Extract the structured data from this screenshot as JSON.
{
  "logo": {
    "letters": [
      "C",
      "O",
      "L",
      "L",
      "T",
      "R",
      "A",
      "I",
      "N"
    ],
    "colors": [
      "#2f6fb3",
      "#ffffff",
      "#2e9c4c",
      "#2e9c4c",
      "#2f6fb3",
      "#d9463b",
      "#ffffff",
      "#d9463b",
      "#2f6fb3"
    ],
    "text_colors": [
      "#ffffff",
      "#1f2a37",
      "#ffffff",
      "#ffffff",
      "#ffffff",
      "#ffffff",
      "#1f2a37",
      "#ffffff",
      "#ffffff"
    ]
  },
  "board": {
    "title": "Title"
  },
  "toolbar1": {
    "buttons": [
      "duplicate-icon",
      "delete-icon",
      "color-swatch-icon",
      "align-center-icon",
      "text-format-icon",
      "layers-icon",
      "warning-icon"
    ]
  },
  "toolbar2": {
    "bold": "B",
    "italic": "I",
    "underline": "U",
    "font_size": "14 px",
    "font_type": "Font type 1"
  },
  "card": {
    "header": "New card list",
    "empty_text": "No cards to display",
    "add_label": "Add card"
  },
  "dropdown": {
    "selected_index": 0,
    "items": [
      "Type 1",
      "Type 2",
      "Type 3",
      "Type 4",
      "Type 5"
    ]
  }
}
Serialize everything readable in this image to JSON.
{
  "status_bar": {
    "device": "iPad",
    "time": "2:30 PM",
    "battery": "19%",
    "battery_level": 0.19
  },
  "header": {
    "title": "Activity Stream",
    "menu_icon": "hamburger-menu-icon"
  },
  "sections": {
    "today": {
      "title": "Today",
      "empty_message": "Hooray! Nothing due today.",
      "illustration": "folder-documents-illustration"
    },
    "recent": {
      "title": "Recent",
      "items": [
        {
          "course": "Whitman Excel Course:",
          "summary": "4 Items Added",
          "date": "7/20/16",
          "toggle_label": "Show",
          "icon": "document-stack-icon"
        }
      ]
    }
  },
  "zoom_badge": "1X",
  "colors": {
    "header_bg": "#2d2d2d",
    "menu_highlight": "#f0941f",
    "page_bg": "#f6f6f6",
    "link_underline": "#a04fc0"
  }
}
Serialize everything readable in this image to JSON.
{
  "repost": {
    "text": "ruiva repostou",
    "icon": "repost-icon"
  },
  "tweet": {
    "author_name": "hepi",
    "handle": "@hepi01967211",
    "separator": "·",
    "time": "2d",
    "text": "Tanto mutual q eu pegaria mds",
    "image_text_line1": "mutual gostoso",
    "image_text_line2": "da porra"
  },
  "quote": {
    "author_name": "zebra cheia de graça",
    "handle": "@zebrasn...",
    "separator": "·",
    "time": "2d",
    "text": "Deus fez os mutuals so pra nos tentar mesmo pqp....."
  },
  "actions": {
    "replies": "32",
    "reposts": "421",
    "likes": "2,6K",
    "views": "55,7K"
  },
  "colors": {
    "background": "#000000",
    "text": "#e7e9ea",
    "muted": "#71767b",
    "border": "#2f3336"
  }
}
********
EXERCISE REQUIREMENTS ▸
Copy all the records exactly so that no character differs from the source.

WRITTEN RESPONSE ▸
Extract the structured data from this screenshot as JSON.
{
  "logo": {
    "letters": [
      "C",
      "O",
      "L",
      "L",
      "T",
      "R",
      "A",
      "I",
      "N"
    ],
    "colors": [
      "#2f6fb3",
      "#ffffff",
      "#2e9c4c",
      "#2e9c4c",
      "#2f6fb3",
      "#d9463b",
      "#ffffff",
      "#d9463b",
      "#2f6fb3"
    ],
    "text_colors": [
      "#ffffff",
      "#1f2a37",
      "#ffffff",
      "#ffffff",
      "#ffffff",
      "#ffffff",
      "#1f2a37",
      "#ffffff",
      "#ffffff"
    ]
  },
  "board": {
    "title": "Title"
  },
  "toolbar1": {
    "buttons": [
      "duplicate-icon",
      "delete-icon",
      "color-swatch-icon",
      "align-center-icon",
      "text-format-icon",
      "layers-icon",
      "warning-icon"
    ]
  },
  "toolbar2": {
    "bold": "B",
    "italic": "I",
    "underline": "U",
    "font_size": "14 px",
    "font_type": "Font type 1"
  },
  "card": {
    "header": "New card list",
    "empty_text": "No cards to display",
    "add_label": "Add card"
  },
  "dropdown": {
    "selected_index": 0,
    "items": [
      "Type 1",
      "Type 2",
      "Type 3",
      "Type 4",
      "Type 5"
    ]
  }
}
Serialize everything readable in this image to JSON.
{
  "status_bar": {
    "device": "iPad",
    "time": "2:30 PM",
    "battery": "19%",
    "battery_level": 0.19
  },
  "header": {
    "title": "Activity Stream",
    "menu_icon": "hamburger-menu-icon"
  },
  "sections": {
    "today": {
      "title": "Today",
      "empty_message": "Hooray! Nothing due today.",
      "illustration": "folder-documents-illustration"
    },
    "recent": {
      "title": "Recent",
      "items": [
        {
          "course": "Whitman Excel Course:",
          "summary": "4 Items Added",
          "date": "7/20/16",
          "toggle_label": "Show",
          "icon": "document-stack-icon"
        }
      ]
    }
  },
  "zoom_badge": "1X",
  "colors": {
    "header_bg": "#2d2d2d",
    "menu_highlight": "#f0941f",
    "page_bg": "#f6f6f6",
    "link_underline": "#a04fc0"
  }
}
Serialize everything readable in this image to JSON.
{
  "repost": {
    "text": "ruiva repostou",
    "icon": "repost-icon"
  },
  "tweet": {
    "author_name": "hepi",
    "handle": "@hepi01967211",
    "separator": "·",
    "time": "2d",
    "text": "Tanto mutual q eu pegaria mds",
    "image_text_line1": "mutual gostoso",
    "image_text_line2": "da porra"
  },
  "quote": {
    "author_name": "zebra cheia de graça",
    "handle": "@zebrasn...",
    "separator": "·",
    "time": "2d",
    "text": "Deus fez os mutuals so pra nos tentar mesmo pqp....."
  },
  "actions": {
    "replies": "32",
    "reposts": "421",
    "likes": "2,6K",
    "views": "55,7K"
  },
  "colors": {
    "background": "#000000",
    "text": "#e7e9ea",
    "muted": "#71767b",
    "border": "#2f3336"
  }
}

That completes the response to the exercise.